(Stored data)
======
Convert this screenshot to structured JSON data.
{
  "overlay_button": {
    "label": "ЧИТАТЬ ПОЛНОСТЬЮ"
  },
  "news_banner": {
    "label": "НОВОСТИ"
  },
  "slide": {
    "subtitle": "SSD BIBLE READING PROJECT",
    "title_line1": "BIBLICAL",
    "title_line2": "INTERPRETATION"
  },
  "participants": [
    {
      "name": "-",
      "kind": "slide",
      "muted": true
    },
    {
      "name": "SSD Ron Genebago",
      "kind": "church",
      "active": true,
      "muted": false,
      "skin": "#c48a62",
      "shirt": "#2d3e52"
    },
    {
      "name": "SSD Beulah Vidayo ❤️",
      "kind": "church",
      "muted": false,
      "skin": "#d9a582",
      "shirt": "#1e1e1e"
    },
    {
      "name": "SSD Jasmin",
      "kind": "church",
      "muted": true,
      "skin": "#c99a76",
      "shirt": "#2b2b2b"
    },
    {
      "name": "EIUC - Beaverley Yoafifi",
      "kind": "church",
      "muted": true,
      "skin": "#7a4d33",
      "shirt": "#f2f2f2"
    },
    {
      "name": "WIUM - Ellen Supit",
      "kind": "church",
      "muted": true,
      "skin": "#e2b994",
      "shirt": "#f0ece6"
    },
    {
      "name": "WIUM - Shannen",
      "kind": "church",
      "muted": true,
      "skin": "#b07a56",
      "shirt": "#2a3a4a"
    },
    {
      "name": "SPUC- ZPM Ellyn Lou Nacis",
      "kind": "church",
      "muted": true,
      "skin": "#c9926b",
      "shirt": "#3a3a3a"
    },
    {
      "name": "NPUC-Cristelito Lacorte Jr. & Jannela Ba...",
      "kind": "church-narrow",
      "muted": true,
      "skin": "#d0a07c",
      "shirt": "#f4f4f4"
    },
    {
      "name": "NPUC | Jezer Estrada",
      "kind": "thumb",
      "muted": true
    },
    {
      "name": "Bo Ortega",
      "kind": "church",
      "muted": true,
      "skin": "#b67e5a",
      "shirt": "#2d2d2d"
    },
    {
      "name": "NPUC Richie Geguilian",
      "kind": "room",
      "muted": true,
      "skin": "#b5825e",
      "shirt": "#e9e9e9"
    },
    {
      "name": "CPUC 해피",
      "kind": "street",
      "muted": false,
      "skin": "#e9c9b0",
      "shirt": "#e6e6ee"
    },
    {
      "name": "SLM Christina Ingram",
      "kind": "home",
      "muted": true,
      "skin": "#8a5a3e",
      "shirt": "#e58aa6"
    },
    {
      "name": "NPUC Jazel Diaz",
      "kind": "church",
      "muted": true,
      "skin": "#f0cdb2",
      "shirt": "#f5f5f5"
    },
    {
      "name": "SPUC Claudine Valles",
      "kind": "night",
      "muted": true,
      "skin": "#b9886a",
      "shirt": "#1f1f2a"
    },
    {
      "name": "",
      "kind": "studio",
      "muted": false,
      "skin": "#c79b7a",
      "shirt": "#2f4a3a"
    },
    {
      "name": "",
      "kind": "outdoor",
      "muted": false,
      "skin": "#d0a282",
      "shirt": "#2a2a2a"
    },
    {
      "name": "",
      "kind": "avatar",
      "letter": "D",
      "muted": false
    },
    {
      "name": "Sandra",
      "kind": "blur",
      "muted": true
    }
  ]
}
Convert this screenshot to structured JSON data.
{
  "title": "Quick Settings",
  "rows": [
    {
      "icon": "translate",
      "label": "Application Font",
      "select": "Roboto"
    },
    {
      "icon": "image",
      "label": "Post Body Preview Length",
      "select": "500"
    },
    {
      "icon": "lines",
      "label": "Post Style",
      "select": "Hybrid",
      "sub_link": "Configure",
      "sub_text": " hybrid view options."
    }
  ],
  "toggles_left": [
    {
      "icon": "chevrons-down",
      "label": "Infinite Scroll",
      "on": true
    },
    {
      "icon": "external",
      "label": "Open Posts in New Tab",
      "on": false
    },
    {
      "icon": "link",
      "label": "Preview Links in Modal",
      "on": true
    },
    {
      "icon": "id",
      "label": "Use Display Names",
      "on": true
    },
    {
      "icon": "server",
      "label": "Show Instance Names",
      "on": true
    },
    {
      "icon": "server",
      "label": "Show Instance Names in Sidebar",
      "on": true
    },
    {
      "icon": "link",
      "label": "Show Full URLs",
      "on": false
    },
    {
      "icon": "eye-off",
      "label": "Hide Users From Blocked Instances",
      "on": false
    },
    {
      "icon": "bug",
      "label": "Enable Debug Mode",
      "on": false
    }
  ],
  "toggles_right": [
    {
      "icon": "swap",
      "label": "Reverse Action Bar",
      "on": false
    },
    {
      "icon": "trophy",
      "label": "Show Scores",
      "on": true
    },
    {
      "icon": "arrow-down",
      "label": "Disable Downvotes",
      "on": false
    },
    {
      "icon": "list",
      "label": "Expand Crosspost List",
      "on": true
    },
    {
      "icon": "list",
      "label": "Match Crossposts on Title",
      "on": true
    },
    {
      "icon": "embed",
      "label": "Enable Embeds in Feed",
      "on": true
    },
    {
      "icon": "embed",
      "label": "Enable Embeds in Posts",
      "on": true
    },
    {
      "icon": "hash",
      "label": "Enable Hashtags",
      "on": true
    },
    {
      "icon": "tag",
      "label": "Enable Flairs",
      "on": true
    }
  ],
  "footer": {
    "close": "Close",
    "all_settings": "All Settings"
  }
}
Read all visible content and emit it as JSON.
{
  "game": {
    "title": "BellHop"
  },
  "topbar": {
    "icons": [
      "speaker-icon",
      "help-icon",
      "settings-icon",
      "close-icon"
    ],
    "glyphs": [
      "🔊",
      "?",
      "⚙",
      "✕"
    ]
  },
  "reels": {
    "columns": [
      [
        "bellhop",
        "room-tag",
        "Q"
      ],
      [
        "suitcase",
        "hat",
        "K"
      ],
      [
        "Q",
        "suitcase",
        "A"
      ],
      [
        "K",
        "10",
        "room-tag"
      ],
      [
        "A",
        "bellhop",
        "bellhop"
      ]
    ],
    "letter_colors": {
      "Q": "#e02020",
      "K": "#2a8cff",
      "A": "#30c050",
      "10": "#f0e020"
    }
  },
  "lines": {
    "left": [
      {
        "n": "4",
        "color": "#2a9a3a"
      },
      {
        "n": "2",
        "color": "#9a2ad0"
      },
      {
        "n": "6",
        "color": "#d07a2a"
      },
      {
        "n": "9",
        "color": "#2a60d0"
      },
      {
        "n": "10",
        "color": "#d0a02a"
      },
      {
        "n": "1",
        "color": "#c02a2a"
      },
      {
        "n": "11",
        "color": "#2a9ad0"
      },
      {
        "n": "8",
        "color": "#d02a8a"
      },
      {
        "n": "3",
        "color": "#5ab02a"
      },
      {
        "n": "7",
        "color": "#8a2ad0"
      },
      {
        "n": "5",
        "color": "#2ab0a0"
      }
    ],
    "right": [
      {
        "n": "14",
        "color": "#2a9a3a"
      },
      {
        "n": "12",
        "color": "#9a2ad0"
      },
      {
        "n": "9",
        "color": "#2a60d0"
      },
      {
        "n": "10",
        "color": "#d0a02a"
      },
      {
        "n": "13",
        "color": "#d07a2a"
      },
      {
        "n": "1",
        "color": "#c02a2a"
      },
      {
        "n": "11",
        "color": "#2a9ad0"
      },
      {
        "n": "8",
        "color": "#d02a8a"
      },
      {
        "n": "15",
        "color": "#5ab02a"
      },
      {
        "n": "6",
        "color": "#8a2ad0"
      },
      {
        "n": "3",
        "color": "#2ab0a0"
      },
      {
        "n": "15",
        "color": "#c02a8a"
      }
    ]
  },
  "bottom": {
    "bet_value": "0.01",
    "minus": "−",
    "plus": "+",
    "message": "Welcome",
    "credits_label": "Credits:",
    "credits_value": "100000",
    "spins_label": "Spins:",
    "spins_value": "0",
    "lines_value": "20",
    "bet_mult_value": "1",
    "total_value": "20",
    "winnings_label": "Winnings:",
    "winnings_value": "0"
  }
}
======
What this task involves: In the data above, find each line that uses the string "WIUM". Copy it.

Your response:
      "name": "WIUM - Ellen Supit",
      "name": "WIUM - Shannen",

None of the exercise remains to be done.